The answer should consist of each line below that contains the word "this".

__Entries shown__.
▽
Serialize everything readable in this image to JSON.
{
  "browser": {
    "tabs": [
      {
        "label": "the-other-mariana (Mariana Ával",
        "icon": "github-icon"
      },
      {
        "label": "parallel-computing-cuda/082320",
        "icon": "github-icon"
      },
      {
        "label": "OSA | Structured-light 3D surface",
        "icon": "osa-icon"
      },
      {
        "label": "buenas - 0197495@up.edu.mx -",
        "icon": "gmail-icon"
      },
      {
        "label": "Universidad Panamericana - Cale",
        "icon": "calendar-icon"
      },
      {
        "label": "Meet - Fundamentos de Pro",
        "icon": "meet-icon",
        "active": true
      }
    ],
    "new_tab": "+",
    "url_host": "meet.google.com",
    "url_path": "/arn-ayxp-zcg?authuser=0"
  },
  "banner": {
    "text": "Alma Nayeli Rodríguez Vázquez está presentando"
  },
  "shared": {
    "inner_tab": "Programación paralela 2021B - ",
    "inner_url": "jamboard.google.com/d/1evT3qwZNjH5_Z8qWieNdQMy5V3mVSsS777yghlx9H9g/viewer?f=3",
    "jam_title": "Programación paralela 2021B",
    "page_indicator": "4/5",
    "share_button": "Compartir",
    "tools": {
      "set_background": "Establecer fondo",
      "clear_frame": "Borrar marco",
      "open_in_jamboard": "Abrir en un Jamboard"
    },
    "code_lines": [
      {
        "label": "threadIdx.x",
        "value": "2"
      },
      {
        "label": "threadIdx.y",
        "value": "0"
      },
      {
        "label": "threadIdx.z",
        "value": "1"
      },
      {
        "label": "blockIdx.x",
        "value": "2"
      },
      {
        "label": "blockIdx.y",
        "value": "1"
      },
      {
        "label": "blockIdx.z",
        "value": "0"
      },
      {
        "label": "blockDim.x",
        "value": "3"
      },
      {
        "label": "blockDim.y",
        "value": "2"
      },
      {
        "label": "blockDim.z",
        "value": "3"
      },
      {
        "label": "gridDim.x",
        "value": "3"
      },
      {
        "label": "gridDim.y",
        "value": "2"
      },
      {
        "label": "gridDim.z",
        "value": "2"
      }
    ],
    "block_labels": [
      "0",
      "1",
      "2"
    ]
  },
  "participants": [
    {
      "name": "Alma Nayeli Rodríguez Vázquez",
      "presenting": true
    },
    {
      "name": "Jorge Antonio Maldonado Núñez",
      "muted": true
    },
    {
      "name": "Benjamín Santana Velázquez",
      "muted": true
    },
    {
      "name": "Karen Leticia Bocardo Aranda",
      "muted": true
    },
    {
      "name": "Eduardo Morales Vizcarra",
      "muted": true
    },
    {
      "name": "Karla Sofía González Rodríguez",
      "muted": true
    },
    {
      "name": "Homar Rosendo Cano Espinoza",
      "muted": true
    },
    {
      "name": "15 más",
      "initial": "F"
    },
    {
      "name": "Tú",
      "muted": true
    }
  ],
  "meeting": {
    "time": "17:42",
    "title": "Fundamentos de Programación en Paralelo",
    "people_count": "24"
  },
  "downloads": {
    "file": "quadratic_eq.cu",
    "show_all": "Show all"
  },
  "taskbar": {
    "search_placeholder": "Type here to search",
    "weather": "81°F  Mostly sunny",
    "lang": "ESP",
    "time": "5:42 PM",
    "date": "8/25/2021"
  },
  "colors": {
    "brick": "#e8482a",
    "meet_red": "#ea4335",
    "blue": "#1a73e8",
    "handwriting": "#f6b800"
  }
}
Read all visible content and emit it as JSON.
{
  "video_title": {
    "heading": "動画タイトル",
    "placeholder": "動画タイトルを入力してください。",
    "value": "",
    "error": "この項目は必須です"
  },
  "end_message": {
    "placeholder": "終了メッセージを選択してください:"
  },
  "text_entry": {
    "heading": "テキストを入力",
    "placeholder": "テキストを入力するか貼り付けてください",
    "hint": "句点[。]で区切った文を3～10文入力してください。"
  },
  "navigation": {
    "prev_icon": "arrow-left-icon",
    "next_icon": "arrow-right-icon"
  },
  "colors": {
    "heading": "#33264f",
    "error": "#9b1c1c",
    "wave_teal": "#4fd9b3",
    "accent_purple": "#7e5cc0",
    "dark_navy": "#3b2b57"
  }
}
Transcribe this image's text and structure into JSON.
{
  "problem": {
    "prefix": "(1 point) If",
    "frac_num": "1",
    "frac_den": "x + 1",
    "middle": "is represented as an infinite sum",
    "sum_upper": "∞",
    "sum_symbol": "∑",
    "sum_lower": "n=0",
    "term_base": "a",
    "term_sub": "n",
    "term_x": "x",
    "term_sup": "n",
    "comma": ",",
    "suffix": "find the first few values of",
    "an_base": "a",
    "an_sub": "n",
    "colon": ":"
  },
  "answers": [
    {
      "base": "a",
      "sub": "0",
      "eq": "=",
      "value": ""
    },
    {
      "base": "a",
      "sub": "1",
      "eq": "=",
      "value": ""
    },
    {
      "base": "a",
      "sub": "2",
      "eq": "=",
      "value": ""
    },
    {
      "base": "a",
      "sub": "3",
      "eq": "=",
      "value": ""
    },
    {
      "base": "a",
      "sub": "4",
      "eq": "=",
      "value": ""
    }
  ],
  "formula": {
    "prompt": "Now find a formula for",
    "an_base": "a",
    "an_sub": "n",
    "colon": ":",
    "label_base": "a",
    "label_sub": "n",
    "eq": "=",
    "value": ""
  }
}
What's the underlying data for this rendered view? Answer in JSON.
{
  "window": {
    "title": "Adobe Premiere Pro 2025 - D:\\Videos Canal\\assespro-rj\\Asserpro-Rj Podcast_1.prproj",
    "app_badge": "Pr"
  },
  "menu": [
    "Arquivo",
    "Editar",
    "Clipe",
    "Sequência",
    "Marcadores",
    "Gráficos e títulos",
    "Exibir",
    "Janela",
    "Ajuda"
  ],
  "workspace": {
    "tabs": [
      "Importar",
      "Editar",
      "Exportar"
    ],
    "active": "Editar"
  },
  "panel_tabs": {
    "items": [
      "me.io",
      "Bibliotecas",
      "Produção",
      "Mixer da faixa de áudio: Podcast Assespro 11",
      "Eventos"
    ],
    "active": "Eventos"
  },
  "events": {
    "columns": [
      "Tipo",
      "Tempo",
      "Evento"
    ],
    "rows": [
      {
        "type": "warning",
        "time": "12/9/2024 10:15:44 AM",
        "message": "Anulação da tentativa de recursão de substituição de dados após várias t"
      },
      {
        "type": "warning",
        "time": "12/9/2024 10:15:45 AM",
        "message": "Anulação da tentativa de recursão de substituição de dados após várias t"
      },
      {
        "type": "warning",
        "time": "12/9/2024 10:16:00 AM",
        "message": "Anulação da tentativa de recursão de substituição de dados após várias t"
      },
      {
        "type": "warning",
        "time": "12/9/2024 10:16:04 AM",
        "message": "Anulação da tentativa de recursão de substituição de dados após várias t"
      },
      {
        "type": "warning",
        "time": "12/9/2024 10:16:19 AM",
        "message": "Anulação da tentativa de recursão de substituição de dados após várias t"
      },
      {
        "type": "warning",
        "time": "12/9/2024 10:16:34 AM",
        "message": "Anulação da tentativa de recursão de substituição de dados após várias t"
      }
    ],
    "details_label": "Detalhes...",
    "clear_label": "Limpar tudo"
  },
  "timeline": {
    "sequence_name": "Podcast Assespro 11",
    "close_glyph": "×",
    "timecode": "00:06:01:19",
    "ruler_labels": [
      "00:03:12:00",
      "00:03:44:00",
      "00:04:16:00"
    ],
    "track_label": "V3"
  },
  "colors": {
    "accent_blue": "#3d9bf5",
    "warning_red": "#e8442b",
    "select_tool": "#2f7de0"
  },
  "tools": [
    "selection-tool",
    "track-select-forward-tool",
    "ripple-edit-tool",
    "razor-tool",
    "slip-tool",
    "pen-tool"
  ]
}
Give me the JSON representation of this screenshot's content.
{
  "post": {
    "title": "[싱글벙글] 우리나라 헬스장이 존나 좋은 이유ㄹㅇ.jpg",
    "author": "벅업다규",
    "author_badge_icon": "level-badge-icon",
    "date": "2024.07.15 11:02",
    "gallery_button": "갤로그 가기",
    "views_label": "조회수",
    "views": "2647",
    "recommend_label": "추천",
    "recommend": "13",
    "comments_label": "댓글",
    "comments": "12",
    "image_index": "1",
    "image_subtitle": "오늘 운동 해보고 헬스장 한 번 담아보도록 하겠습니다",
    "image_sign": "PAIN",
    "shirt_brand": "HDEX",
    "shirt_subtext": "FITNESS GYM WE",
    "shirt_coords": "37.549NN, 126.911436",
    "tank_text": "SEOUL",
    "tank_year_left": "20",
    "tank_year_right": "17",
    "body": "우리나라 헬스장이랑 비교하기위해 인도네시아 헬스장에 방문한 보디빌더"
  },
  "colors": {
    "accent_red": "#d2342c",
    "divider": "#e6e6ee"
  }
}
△
__Solved problem__.
Serialize everything readable in this image to JSON.
Transcribe this image's text and structure into JSON.
What's the underlying data for this rendered view? Answer in JSON.
Give me the JSON representation of this screenshot's content.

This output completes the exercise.